While new home construction has picked up in some parts of the country, right now, more than 50% of American homeowners live in homes that were built before 1980. In the Northeast and the Midwest, the age of the average home is even higher: the average owner-occupied home in Washington, DC is 75 years old.

For new and first-time homebuyers, chances are good that at least some of the homes for sale in your area are on the older side. And if you’re shopping for a home in an older city or even just a more-established neighborhood, new construction options may simply not exist.

Whether you’re charmed by the character and history of older homes, or you just happen to live in an area where all of the housing stock is on the older side, remember: when it comes to homes, the old adage is true. They really don’t build them like they used to.

If the homes you’re considering purchasing are on the older side, here are some key considerations to make before you finalize your offer.

Asbestos, Lead, and Other Hazardous Materials

Adding lead to paint helps paint dry faster, maintain it’s just-painted luster longer, and allows painted surfaces to better resist moisture and corrosion. Lead been used along with other paint pigments and additives for centuries. It was a common ingredient in paint used for American home interiors and exteriors all the way back to colonial times, right up through the mid-20th century. We now know that lead in paint is highly toxic, especially to children, which is why lead paint for consumer use has been banned since 1978. (Fun fact: lead-based paint is still sometimes used for roads.) But if your home was built and painted before 1978, chances are very good that you’ve got lead-based paint in the home.   

Similarly, asbestos was once touted as a miracle product: heat resistant, fire resistant, lightweight, soft, and flexible, asbestos was the insulator of choice for homes built in the post-war boom of the 1950s and 1960s. But starting in the 1970s, workers and others exposed to asbestos have successfully litigated lawsuits holding companies and manufacturers responsible for damages. Since the 1980s, builders have switched to other, less hazardous insulating and fire-proofing materials. But homes that were built or repaired more than about thirty years ago may have asbestos somewhere in the home.

If you’re considering purchasing an older home that may contain some of these hazardous materials, don’t panic. Asbestos only becomes harmful if the fibers break down to a point where they can be inhaled or ingested. And paint with lead doesn’t really become a problem until it starts to wear and flake. Still, removing lead-based paint or asbestos can be a major ordeal. And this is one area where DIY probably isn’t a great idea: exposing yourself to lead chips or asbestos dust without proper precautions can cause serious health problems or even death.

Electric and Plumbing Concerns

Lead doesn’t just show up in old homes in the paint. Older homes may have lead pipes, which can be hazardous as they begin to corrode. In that same vein, homes that are older than your grandparents often have old plumbing and electrical systems. Look carefully at the outlets in homes built before the 1960s: many older homes have the older-style, two-prong outlets (or in some cases, have replaced two-prong outlets with three-prong outlets but haven’t actually added the third-prong grounding wiring.)

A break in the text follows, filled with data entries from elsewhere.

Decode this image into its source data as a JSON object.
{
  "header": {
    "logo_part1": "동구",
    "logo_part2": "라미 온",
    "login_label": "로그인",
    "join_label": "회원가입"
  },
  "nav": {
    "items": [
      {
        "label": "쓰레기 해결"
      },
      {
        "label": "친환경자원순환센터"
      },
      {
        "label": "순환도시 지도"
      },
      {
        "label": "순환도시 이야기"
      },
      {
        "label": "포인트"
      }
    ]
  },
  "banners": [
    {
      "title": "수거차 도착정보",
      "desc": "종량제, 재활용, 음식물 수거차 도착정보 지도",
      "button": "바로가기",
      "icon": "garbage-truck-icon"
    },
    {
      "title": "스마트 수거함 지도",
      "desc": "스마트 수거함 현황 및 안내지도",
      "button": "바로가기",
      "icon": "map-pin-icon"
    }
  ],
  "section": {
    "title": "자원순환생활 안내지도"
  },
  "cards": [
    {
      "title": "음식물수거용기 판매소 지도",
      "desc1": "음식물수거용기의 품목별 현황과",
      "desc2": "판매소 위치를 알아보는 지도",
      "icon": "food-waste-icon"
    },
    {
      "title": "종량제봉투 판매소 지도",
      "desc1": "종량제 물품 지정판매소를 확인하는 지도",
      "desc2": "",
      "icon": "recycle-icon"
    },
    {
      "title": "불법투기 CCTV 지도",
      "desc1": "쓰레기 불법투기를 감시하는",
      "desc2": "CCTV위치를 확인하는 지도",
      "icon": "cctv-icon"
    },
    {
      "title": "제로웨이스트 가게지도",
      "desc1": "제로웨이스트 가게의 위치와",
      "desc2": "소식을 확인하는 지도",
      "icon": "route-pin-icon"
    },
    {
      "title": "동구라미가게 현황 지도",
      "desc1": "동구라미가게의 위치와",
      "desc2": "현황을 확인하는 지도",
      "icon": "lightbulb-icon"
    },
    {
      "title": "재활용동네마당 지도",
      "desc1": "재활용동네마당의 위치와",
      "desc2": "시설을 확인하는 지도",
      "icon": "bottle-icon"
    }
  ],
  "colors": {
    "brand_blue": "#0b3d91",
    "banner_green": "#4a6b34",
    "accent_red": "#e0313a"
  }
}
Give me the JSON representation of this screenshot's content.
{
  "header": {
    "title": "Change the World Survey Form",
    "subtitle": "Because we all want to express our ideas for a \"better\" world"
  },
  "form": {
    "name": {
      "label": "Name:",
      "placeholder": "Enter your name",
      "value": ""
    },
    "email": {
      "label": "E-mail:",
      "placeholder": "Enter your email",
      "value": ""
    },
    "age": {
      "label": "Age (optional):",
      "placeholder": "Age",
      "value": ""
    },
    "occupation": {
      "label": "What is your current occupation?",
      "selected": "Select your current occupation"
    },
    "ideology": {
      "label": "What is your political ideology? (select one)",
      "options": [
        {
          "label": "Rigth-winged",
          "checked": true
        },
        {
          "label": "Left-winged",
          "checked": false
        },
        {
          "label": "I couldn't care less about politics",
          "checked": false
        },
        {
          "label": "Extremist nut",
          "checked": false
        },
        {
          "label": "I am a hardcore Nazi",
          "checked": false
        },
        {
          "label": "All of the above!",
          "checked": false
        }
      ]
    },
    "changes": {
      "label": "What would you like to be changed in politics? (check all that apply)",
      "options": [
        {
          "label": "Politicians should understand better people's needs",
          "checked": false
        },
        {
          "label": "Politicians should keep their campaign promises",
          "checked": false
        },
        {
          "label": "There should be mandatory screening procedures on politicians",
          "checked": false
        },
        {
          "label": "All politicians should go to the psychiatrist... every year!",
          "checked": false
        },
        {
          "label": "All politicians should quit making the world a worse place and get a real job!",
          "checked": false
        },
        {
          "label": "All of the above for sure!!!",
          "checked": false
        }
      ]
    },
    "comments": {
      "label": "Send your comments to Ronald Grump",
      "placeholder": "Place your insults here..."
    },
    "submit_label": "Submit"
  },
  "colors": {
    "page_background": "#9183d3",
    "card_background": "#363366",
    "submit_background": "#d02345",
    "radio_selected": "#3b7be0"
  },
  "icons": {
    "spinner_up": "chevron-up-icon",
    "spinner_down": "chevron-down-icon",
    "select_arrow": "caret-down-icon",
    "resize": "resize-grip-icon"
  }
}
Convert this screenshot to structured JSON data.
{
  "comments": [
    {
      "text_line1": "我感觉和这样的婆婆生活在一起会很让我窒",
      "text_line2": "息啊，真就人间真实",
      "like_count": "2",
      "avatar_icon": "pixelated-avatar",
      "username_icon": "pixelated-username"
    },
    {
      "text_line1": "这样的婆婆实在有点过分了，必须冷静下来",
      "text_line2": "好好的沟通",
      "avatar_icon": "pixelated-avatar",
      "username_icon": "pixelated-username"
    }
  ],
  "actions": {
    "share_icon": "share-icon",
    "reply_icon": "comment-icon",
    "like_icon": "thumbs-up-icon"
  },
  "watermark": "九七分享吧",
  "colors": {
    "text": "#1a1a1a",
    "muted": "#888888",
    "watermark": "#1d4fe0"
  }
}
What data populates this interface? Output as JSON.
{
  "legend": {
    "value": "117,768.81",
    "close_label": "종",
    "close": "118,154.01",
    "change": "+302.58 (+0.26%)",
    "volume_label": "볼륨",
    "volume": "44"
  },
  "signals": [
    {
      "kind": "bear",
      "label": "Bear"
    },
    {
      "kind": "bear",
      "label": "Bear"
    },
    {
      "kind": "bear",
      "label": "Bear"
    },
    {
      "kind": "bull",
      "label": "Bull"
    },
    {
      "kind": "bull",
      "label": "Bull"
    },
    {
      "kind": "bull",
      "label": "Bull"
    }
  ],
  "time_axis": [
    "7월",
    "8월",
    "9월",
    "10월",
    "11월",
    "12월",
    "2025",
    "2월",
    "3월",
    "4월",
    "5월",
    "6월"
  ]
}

While old electrical wiring and faulty plumbing can be replaced, doing so in an older home may be more difficult and expensive than it would be in a newer home, especially if you are trying to maintain the home’s original character. Getting into a wall made of plaster and rebar to locate and repair a leaky pipe is going to be a lot more trouble than it would be to make a similar repair in a the wall made of drywall.

Heating and Cooling Issues

Central air conditioning didn’t really take off until the mid-twentieth century. Those charming original single-pane windows with their original wavy glass might be beautiful, but they’re not nearly as good at keeping cold out in the winter as more modern, double-paned storm windows. Heating oil was a more economical choice for winter warmth decades ago. Furnaces can last for fifty years, but they cost tens of thousands of dollars to replace when the time comes.

If you haven’t been a homeowner before, you may be in for a surprise when it comes time to pay your first heating and cooling utility bills. And that goes double for homeowners purchasing older homes with less efficient insulation. Consider your future utility costs or the need for energy-saving renovations before committing to an older home.

Whatever You Do: Do Not Skip the Inspection

Getting a thorough home inspection before finalizing your home purchase is important for all homebuyers. But for homebuyers considering older homes, skipping the home inspection can leave you in the dark about health hazards, major condition issues, or serious structural problems.

If possible, make sure that your inspector is familiar with issues facing older homes. Given the stakes, it might not be a terrible idea to get more than one inspection: paying a few hundred dollars upfront for a second set of eyes could absolutely be worth it if it means catching an issue your initial inspection missed.

If you’re lucky, buying an older home could mean a chance to live in a lovingly crafted house, built from the kinds of high-quality materials that are rare in new construction today. Mature trees, established neighborhoods, and that ever elusive ‘character’ are all rewards of owning an older home You could spend your days thinking about families from decades or maybe even centuries past, enjoying the same home you’re now stewarding for future generations.